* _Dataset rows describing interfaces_
BEGIN
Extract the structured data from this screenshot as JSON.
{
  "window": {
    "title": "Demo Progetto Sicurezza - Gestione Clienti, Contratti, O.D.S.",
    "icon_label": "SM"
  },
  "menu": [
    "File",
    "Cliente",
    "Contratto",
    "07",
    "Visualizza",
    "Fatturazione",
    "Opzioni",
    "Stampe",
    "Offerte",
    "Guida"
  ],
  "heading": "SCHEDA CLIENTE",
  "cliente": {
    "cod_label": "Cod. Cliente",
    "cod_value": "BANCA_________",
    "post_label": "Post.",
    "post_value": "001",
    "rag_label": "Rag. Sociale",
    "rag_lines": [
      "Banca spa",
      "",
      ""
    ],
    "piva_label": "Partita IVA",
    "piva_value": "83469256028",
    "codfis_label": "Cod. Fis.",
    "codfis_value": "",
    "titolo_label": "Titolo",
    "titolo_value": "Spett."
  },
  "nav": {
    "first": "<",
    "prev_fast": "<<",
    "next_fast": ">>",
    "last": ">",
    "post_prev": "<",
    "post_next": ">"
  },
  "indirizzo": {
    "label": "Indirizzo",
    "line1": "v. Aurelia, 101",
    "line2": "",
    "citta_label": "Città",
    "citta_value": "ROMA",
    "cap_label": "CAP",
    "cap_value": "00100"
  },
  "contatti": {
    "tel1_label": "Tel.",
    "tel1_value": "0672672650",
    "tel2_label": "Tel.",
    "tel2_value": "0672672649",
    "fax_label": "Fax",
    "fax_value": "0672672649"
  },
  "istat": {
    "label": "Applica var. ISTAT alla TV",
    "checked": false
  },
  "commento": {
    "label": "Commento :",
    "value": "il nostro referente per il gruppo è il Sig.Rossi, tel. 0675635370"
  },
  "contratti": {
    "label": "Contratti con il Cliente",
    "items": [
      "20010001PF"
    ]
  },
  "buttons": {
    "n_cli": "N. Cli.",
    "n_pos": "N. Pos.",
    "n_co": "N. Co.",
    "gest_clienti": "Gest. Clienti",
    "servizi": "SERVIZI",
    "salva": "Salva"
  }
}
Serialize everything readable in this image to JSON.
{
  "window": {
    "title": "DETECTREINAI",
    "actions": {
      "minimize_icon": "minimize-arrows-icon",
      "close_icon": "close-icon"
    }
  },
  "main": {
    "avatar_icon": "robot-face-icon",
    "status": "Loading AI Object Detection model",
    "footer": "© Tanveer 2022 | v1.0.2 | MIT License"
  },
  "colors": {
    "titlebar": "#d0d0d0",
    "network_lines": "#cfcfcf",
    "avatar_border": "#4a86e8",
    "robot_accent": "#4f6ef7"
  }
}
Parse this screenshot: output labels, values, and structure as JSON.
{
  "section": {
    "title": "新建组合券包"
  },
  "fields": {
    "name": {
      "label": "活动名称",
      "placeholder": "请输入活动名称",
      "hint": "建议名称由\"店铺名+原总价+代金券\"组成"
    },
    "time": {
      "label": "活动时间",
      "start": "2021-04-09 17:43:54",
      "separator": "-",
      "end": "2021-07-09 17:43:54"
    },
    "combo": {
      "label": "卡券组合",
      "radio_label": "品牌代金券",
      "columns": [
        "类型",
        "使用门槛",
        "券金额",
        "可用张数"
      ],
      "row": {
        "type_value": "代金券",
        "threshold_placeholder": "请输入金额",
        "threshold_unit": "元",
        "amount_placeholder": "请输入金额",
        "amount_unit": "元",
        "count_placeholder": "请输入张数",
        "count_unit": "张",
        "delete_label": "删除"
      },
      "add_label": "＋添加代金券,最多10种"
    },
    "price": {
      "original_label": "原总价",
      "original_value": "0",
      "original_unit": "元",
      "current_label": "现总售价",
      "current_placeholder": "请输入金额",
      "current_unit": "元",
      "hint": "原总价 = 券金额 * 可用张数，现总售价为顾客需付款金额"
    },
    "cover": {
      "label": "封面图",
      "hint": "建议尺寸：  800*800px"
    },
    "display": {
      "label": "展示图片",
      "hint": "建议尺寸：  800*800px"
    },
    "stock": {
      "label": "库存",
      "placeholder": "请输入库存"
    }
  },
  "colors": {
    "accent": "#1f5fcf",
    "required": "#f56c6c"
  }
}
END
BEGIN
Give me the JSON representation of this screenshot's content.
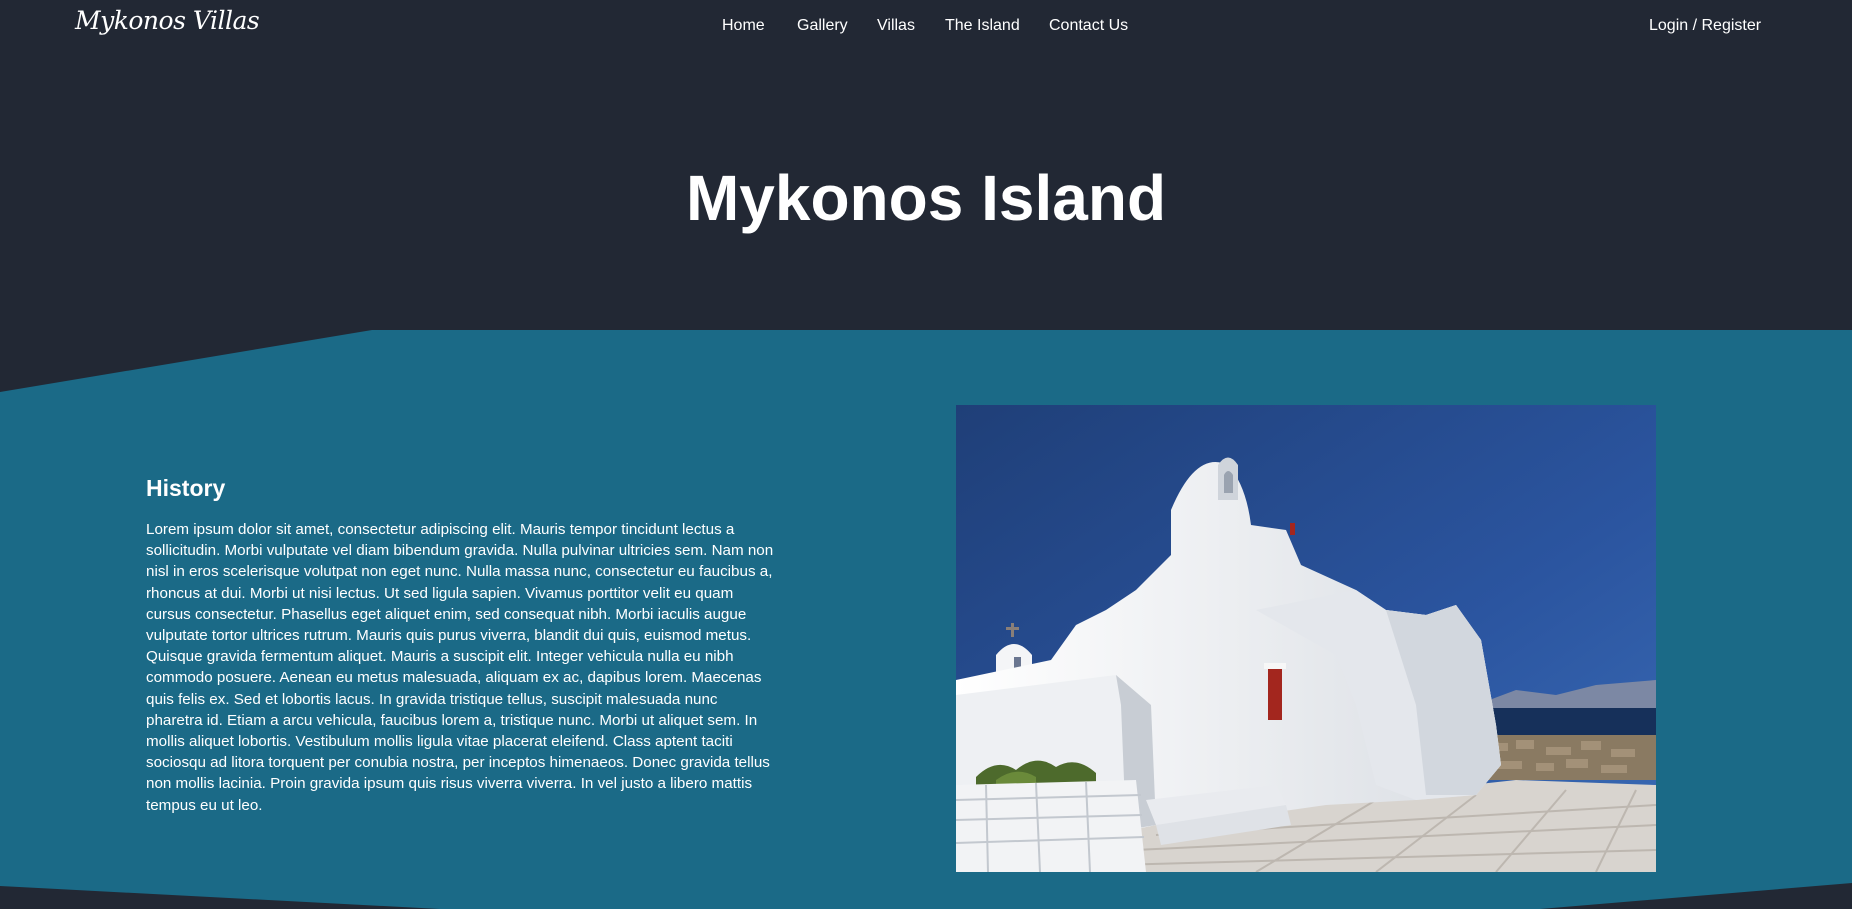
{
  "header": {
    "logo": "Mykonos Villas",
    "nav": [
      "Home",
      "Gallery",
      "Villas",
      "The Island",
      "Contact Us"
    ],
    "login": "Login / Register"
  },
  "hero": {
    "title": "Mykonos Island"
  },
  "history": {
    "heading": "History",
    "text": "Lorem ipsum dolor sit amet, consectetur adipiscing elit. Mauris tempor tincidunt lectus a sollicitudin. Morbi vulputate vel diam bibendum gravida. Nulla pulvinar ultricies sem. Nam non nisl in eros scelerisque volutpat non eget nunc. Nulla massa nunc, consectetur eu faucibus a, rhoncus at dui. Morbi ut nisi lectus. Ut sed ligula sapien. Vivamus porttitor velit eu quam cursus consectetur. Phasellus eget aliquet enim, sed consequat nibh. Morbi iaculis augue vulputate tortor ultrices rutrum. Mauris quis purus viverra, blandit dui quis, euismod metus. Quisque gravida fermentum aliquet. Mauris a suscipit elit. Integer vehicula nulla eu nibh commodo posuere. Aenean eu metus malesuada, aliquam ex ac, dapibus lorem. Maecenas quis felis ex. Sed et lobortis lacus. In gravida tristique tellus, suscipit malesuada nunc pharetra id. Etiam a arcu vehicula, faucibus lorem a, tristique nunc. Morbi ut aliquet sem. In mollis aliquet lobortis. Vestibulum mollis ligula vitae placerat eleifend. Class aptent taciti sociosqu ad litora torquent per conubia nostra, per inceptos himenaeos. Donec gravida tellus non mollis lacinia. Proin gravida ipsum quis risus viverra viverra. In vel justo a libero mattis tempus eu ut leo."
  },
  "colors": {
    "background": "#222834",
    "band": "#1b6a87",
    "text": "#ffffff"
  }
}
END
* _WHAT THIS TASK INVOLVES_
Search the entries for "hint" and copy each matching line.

* _EXERCISE RESULT_
      "hint": "建议名称由\"店铺名+原总价+代金券\"组成"
      "hint": "原总价 = 券金额 * 可用张数，现总售价为顾客需付款金额"
      "hint": "建议尺寸：  800*800px"
      "hint": "建议尺寸：  800*800px"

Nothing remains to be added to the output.